  • 5471 4-8-4 UP FEF-3 - Lettered for no. 844, as used in excursion service (i.e., post-steam).
  • 5473 4-8-4 UP FEF-3 - Lettered for no. 840, as used in revenue service in the '50's.
    The locos were built in late 1944, nos. 835-844. The class designation was for the wheel arrangement (Four-Eight-Four) and the third series. Built for passenger service and in an appropriate lively, they were also used in freight service, more and more, until repainted in a solid black.
    According to SteamLocomotives dot com, the first 20 UP Northerns (FEF-1) were built in 1937 with 77 inch diameter drivers, nos. 800-819. The FEF-2 class, 15 locos, came in 1939, nos. 820-834 and were said to be very similar to the 10 locos of the FEF-3 class, both with 80 inch drivers. All were built by Alco.

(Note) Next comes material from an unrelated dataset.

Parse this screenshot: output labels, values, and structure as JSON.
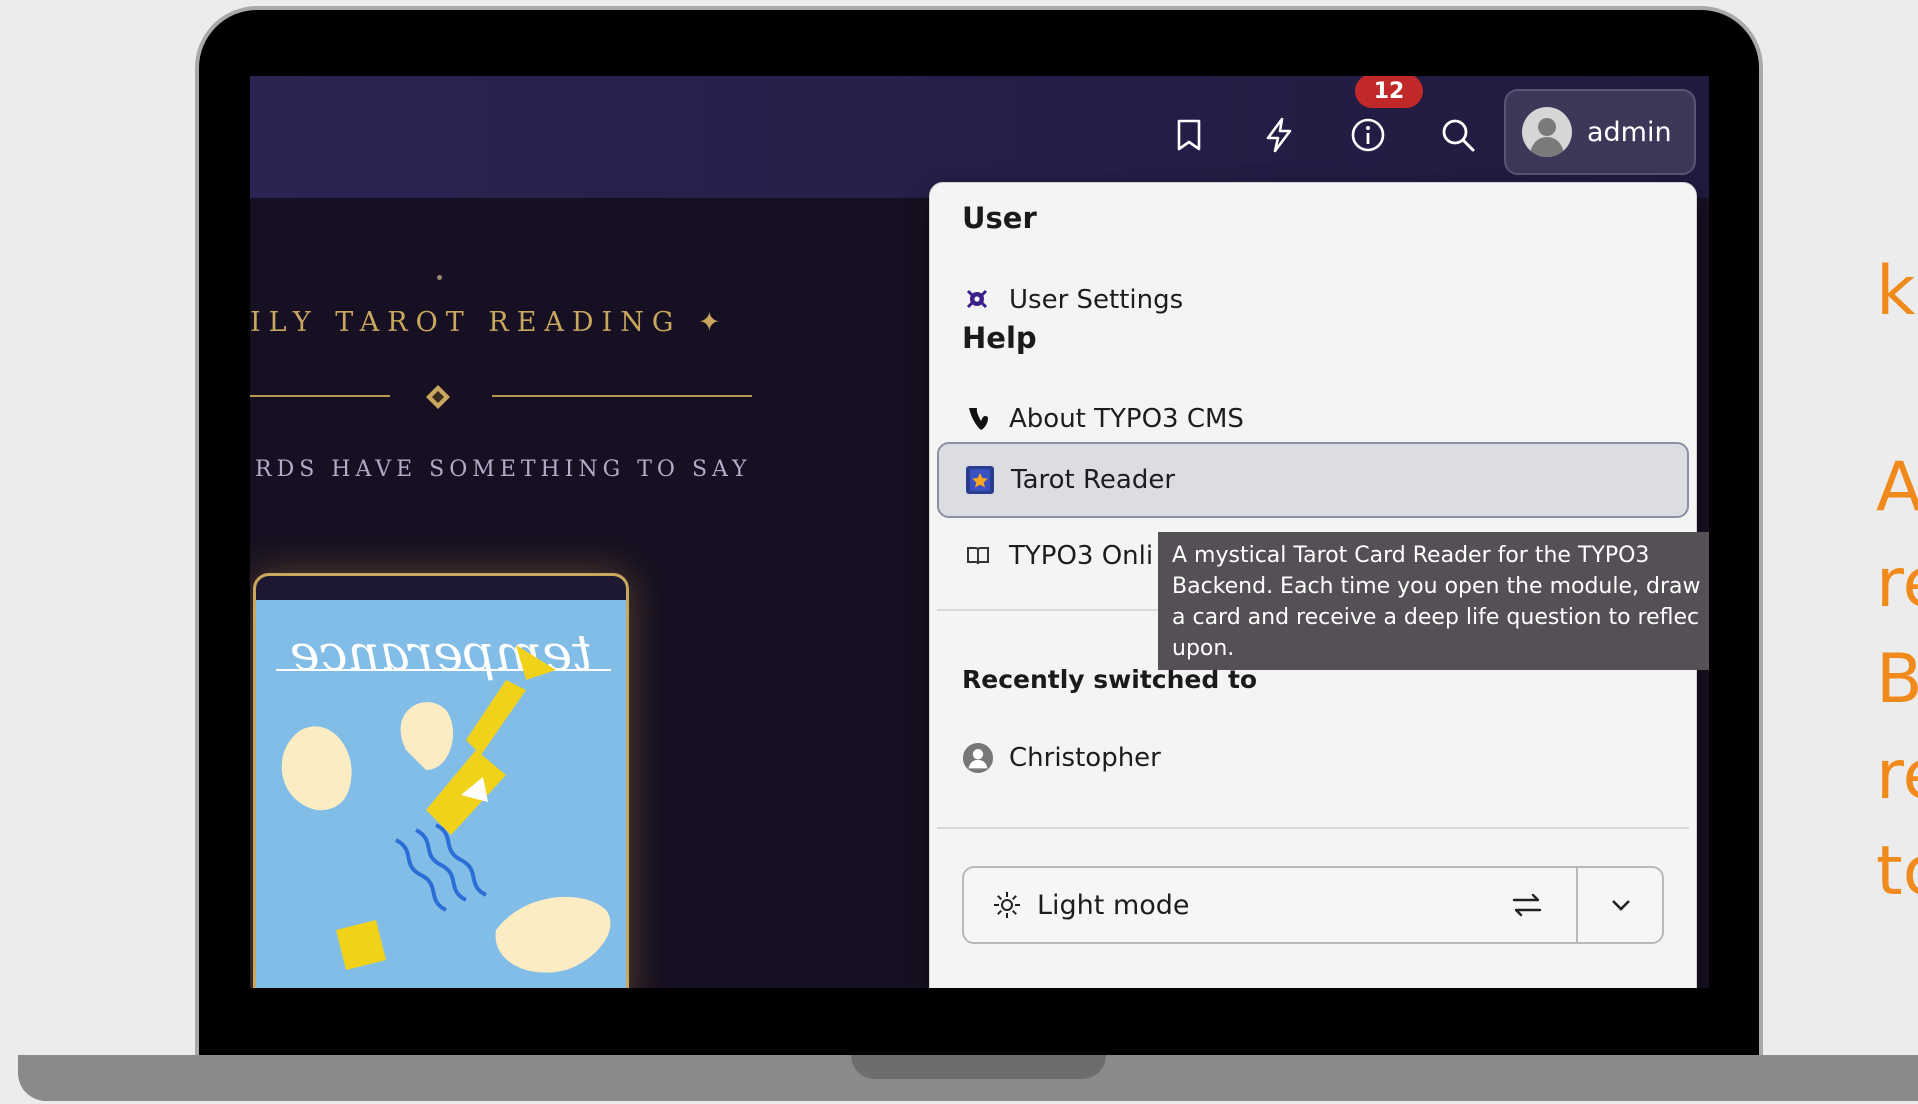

The FEF-3 class had a multiple smoke stack (but not the FEF-2's). The sand box and steam dome were combined into one large casting and they had the massive-looking centipede tender.

Cab Forwards

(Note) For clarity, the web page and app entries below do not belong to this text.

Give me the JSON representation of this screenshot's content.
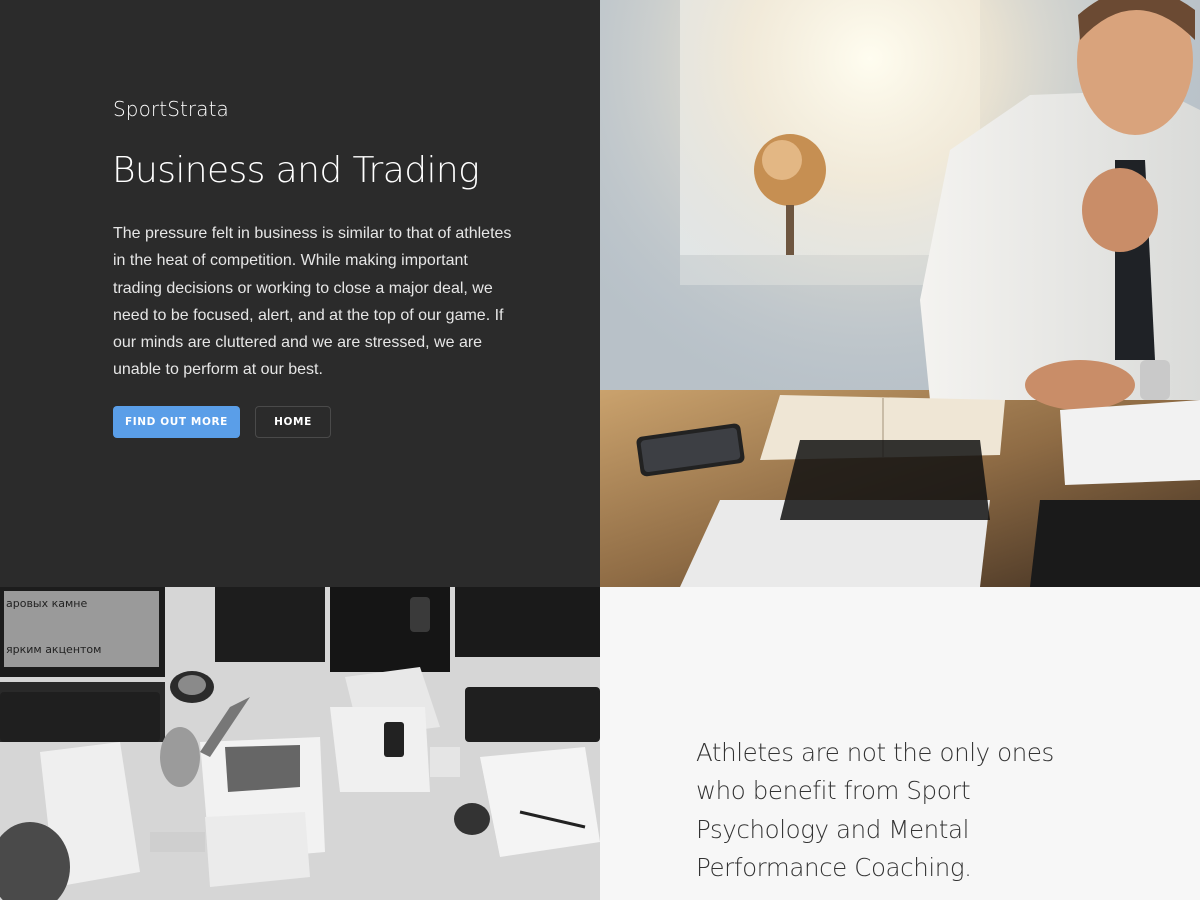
{
  "brand": {
    "name": "SportStrata"
  },
  "hero": {
    "title": "Business and Trading",
    "body": "The pressure felt in business is similar to that of athletes in the heat of competition. While making important trading decisions or working to close a major deal, we need to be focused, alert, and at the top of our game. If our minds are cluttered and we are stressed, we are unable to perform at our best.",
    "primary_button": "FIND OUT MORE",
    "secondary_button": "HOME"
  },
  "desk_photo": {
    "monitor_text_line1": "аровых камне",
    "monitor_text_line2": "ярким акцентом"
  },
  "quote": {
    "text": "Athletes are not the only ones who benefit from Sport Psychology and Mental Performance Coaching."
  },
  "colors": {
    "dark_panel": "#2b2b2b",
    "accent": "#5a9ee8",
    "light_panel": "#f7f7f7"
  }
}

  • 5426 SP 4-8-8-2 Cab Forward - Numbered 4294.
  • 5430 SP 4-8-8-2 Cab Forward - Numbered 4274.
    These were locos on the SP that were built to run cab first, because of the many and long tunnels and snowsheds. This kept the crew in front of the exhaust, not trailing it. These engines burned oil which could be piped to the firebox. Otherwise they couldn't have separated the firebox from the tender.
    According to the review in the June '66 MR, there were several classes of cab forwards, AC-4 through AC-12. The first three series (AC-4 through AC-6) had a flat front to the cab, while the rest had a rounded front. The AHM model was based on the plans of AC-11 no. 4272 in the June '48 MR and reprinted in Steam Loco Cyclopedia. This class of 30 locos (nos. 4245-4274) were built by Baldwin in 1942-'43.

The first cab forwards were the MC-2 class ("Mallet - Consolidation) built in 1910. "AC" stood for "articulated - consolidation", probably meaning they were not compound engines. The SP had a total of 256 cab forwards and no other road is known to have had any.

There was the AC-9 class, 12 locos built by Lima in '39, which being coal burning locos, had to have the cab back by the tender. These locos looked like backwards cab forwards - the article in a '39 Railway Age even mentioned this. (And one could suggest these with the model turned around, although these had a streamlined skyline casting). These locos were used in the southwest, burning low grade bituminous coal from Dawson Field, NM. The driver diameter was 64 inches on these.

Big Boys

  • HR2005 4-8-8-4 UP Big Boy - Lettered no. 4003. These were constructed in late 1941 (nos. 4000-4019), with five more built in '44 (nos. 4020-4-24). Legend has it that the name came about when some unknown worker at Alco chalked "Big Boy" on the smokebox front. The locos stayed in service until 1962 and a large number (proportionately) were preserved. This model has smaller flanges than the original AHM version, but still not RP-25. By many attributes, this class of locos were the biggest steam engines ever produced. Only the UP had ones like this.